      Someone had to be at the "top" of the class, someone had to be at the bottom. I was the one at the bottom out of 250 students. I graduated with a remarkable 1.2 GPA after barely making it through a Home Ec class that my teacher let me take to graduate. I got rejected from every college I applied to. Needless to say with a 1.2 GPA you don't go very far in the admissions process.

      I got rejected from every college I applied to

      Instead I just started "showing up" in college and eventually they let me start getting credit. That's no exaggeration, I really just started showing up.

      I dropped out of college at OSU

      I'm a big fan of the Ohio State University ("let's go Bucks!"), but when I was there the Internet was just taking off and it wasn't a very good time to be hanging out inside a classroom. Besides, I was a terrible student.

      I've written two children's books

      They aren't published (yet) but I've written a whole series of stories about a superhero cucumber named "Cucumbro" who rules over "Home Pickle" and fights colorful characters like "Bananaman" and "Radishian". Yes, I know these are juvenile concepts but I wrote the books when I was 16 and Vegetales hadn't come out yet.

      I used to own a nightclub

      When I was younger (not much, but younger) I opened up a nightclub in Columbus, Ohio called "Status". We went from concept (me waking up New Year's day and deciding we should keep the party going permanently) to implementation (six weeks later we opened up the club) in record time. We closed it that same year, but still played host to some great nights and great acts like Danny Howells and The Crystal Method.
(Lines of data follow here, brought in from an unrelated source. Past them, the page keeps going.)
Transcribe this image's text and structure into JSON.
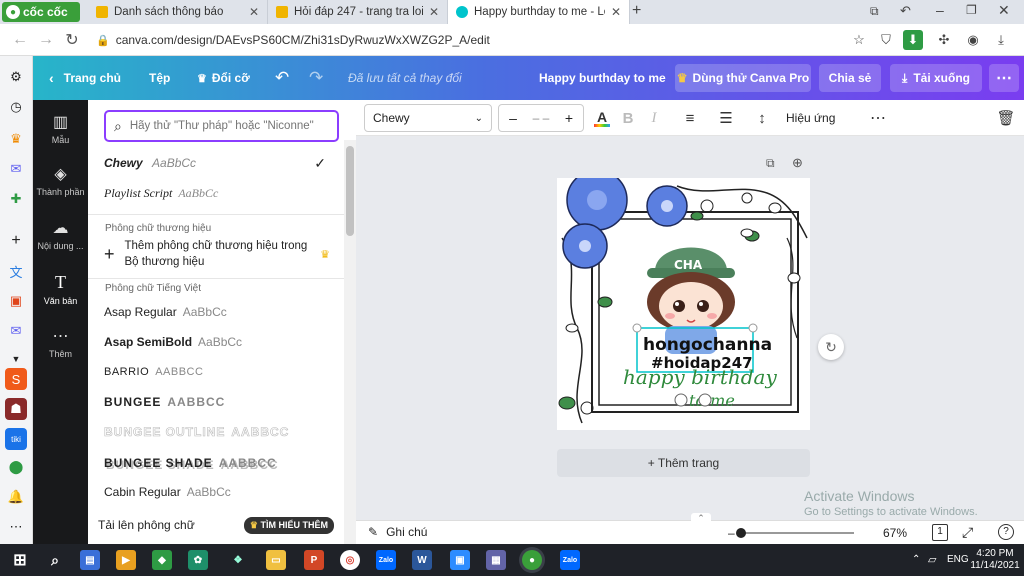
{
  "browser": {
    "brand": "cốc cốc",
    "tabs": [
      {
        "title": "Danh sách thông báo",
        "active": false
      },
      {
        "title": "Hỏi đáp 247 - trang tra loi",
        "active": false
      },
      {
        "title": "Happy burthday to me - Logo",
        "active": true
      }
    ],
    "url": "canva.com/design/DAEvsPS60CM/Zhi31sDyRwuzWxXWZG2P_A/edit"
  },
  "header": {
    "home": "Trang chủ",
    "file": "Tệp",
    "resize": "Đổi cỡ",
    "saved": "Đã lưu tất cả thay đổi",
    "doc_title": "Happy burthday to me",
    "try_pro": "Dùng thử Canva Pro",
    "share": "Chia sẻ",
    "download": "Tải xuống"
  },
  "left_nav": [
    {
      "label": "Mẫu",
      "icon": "template-icon"
    },
    {
      "label": "Thành phần",
      "icon": "elements-icon"
    },
    {
      "label": "Nội dung ...",
      "icon": "upload-icon"
    },
    {
      "label": "Văn bản",
      "icon": "text-icon"
    },
    {
      "label": "Thêm",
      "icon": "more-icon"
    }
  ],
  "panel": {
    "search_placeholder": "Hãy thử \"Thư pháp\" hoặc \"Niconne\"",
    "top_fonts": [
      {
        "name": "Chewy",
        "sample": "AaBbCc",
        "selected": true
      },
      {
        "name": "Playlist Script",
        "sample": "AaBbCc",
        "selected": false
      }
    ],
    "brand_label": "Phông chữ thương hiệu",
    "brand_add": "Thêm phông chữ thương hiệu trong Bộ thương hiệu",
    "viet_label": "Phông chữ Tiếng Việt",
    "viet_fonts": [
      {
        "name": "Asap Regular",
        "sample": "AaBbCc"
      },
      {
        "name": "Asap SemiBold",
        "sample": "AaBbCc"
      },
      {
        "name": "BARRIO",
        "sample": "AABBCC"
      },
      {
        "name": "BUNGEE",
        "sample": "AABBCC"
      },
      {
        "name": "BUNGEE OUTLINE",
        "sample": "AABBCC"
      },
      {
        "name": "BUNGEE SHADE",
        "sample": "AABBCC"
      },
      {
        "name": "Cabin Regular",
        "sample": "AaBbCc"
      }
    ],
    "upload_font": "Tải lên phông chữ",
    "learn_more": "TÌM HIỂU THÊM"
  },
  "toolbar": {
    "font": "Chewy",
    "size": "– –",
    "effects": "Hiệu ứng"
  },
  "design": {
    "hat_text": "CHA",
    "name_text": "hongochanna",
    "tag_text": "#hoidap247",
    "script_text": "happy birthday",
    "script_text2": "to me"
  },
  "add_page": "+ Thêm trang",
  "watermark": {
    "line1": "Activate Windows",
    "line2": "Go to Settings to activate Windows."
  },
  "footer": {
    "notes": "Ghi chú",
    "zoom": "67%",
    "pages": "1"
  },
  "taskbar": {
    "lang": "ENG",
    "time": "4:20 PM",
    "date": "11/14/2021"
  },
  "colors": {
    "accent": "#8b3dff",
    "flower": "#5b7fe0",
    "leaf": "#2f8a3c"
  }
}
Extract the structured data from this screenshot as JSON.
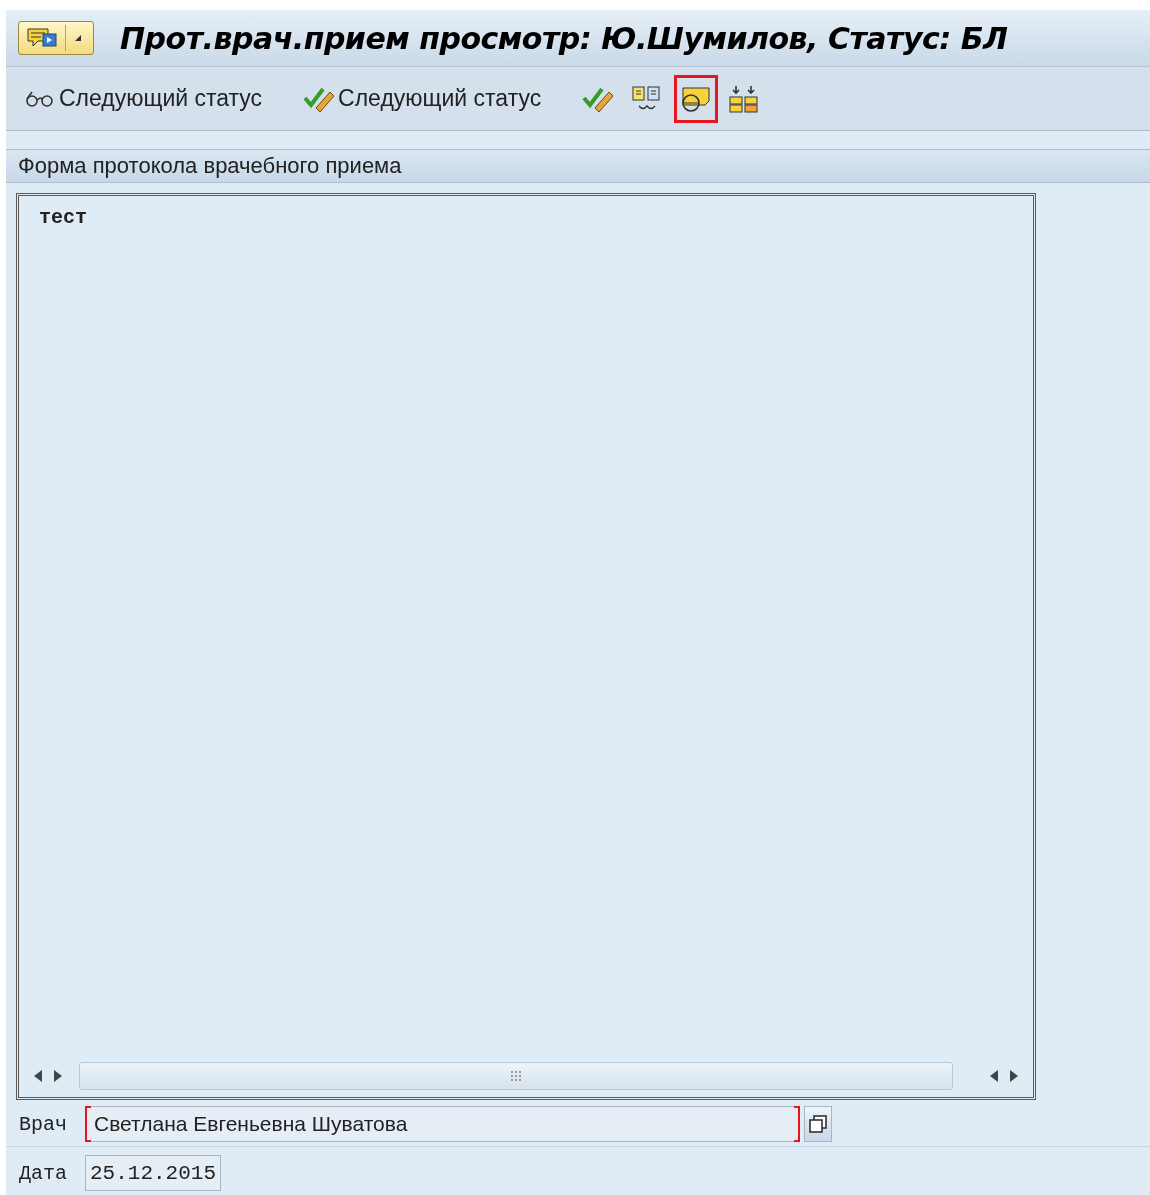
{
  "window": {
    "title": "Прот.врач.прием просмотр: Ю.Шумилов, Статус: БЛ"
  },
  "toolbar": [
    {
      "label": "Следующий статус",
      "highlighted": false
    },
    {
      "label": "Следующий статус",
      "highlighted": false
    },
    {
      "highlighted": false
    },
    {
      "highlighted": false
    },
    {
      "highlighted": true
    },
    {
      "highlighted": false
    }
  ],
  "section": {
    "title": "Форма протокола врачебного приема"
  },
  "editor": {
    "text": "тест"
  },
  "fields": [
    {
      "label": "Врач",
      "value": "Светлана Евгеньевна Шуватова",
      "required": true,
      "kind": "lookup"
    },
    {
      "label": "Дата",
      "value": "25.12.2015",
      "required": false,
      "kind": "plain"
    }
  ]
}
      I ran a BBS on my Commodore 64 Computer when I was 10

      Call it "way before the Internet bubble", but in 1985 I was running a Color64 Bulletin Board System on a Commodore 64 Computer with a 300 baud modem tying up my parent's phone line. Ten years later when the Internet boom hit this would prove to be a real helpful move.

      I auditioned for the lead role in the movie "Primal Fear"

      When I was leaving high school all I ever wanted to do was pursue acting. So when I got into college I got a talent agent and started going on auditions. I did some commercials and such, but at one point I got to audition for the lead role in the movie "Primal Fear". Needless to say I didn't come close, but the guy who did get it (damn you, Edward Norton) went on to become a huge superstar. I suppose if you're going to lose the role to someone, it may as well be Edward Norton.